- _The problem_:
Return the lines below that contain "tháng".

- _Records supplied_:
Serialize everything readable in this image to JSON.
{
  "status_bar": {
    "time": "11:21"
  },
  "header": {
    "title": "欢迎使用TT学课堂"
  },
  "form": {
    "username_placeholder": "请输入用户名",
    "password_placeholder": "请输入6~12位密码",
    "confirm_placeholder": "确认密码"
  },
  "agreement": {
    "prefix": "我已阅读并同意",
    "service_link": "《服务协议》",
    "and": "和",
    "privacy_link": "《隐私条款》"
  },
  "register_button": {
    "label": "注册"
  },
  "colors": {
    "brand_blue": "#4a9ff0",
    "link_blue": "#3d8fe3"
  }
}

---

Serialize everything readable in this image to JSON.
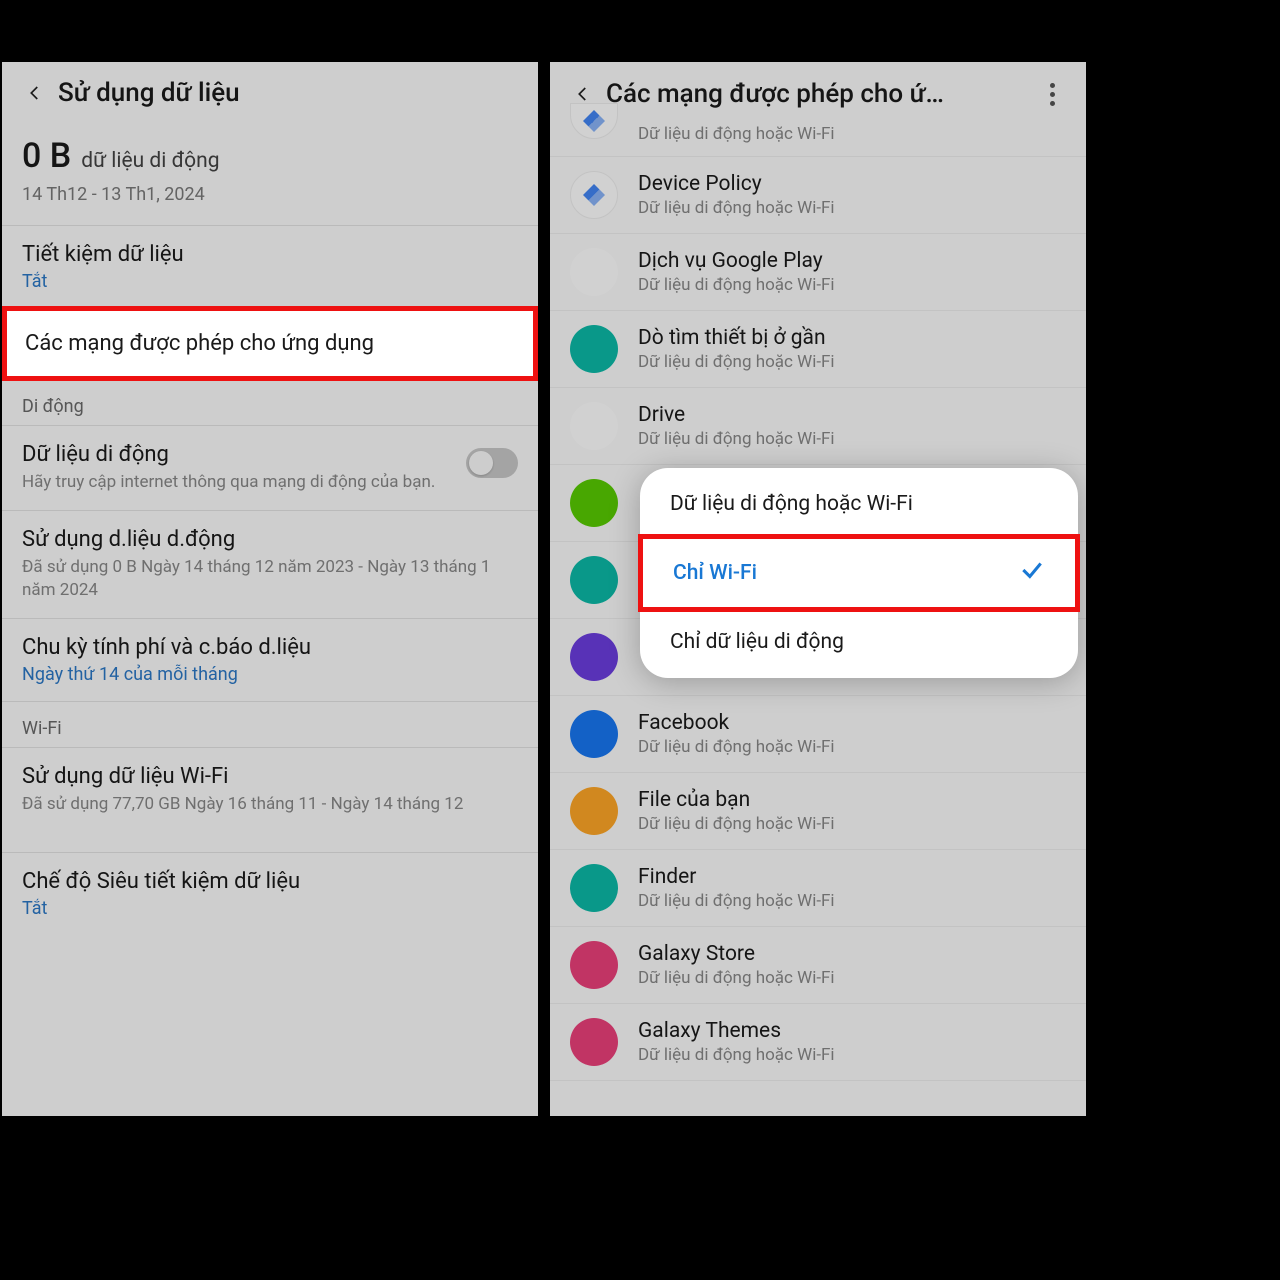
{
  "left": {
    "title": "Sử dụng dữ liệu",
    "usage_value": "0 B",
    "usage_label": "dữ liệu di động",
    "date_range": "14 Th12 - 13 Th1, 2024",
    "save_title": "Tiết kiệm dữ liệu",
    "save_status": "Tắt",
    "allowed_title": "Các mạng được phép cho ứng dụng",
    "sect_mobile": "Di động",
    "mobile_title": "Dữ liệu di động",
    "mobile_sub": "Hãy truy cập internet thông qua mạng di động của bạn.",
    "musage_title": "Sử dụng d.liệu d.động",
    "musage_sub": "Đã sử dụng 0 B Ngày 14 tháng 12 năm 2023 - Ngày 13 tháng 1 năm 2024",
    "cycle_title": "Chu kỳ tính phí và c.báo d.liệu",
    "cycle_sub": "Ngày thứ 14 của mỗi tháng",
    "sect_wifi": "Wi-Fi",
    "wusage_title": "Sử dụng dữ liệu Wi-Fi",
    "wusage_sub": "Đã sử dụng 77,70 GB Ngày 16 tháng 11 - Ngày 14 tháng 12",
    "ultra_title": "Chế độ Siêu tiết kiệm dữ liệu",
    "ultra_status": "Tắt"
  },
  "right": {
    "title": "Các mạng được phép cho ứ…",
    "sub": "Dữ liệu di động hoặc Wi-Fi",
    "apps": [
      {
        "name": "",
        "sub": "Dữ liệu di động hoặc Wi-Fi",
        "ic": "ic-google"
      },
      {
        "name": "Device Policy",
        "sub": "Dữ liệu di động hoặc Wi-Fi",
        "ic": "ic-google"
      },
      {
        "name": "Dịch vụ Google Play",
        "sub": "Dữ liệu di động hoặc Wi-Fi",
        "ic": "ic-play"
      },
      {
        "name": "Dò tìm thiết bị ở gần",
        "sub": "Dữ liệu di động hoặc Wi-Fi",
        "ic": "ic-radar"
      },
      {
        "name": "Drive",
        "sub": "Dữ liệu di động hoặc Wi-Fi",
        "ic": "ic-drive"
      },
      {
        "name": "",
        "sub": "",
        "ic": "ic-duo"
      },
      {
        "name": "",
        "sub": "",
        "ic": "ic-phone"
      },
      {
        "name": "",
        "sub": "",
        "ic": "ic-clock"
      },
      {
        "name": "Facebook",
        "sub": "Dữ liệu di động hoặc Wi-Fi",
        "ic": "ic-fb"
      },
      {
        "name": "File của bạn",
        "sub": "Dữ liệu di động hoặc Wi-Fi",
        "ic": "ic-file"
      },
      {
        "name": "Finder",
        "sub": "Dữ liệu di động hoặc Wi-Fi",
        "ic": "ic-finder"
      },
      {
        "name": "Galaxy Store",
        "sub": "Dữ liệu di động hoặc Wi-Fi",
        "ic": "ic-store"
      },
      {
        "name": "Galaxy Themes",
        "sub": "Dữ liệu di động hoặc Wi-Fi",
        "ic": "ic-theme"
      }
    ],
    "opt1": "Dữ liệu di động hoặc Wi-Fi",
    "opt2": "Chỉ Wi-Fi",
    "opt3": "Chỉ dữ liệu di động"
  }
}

- _Response to the exercise_:
    "musage_sub": "Đã sử dụng 0 B Ngày 14 tháng 12 năm 2023 - Ngày 13 tháng 1 năm 2024",
    "cycle_sub": "Ngày thứ 14 của mỗi tháng",
    "wusage_sub": "Đã sử dụng 77,70 GB Ngày 16 tháng 11 - Ngày 14 tháng 12",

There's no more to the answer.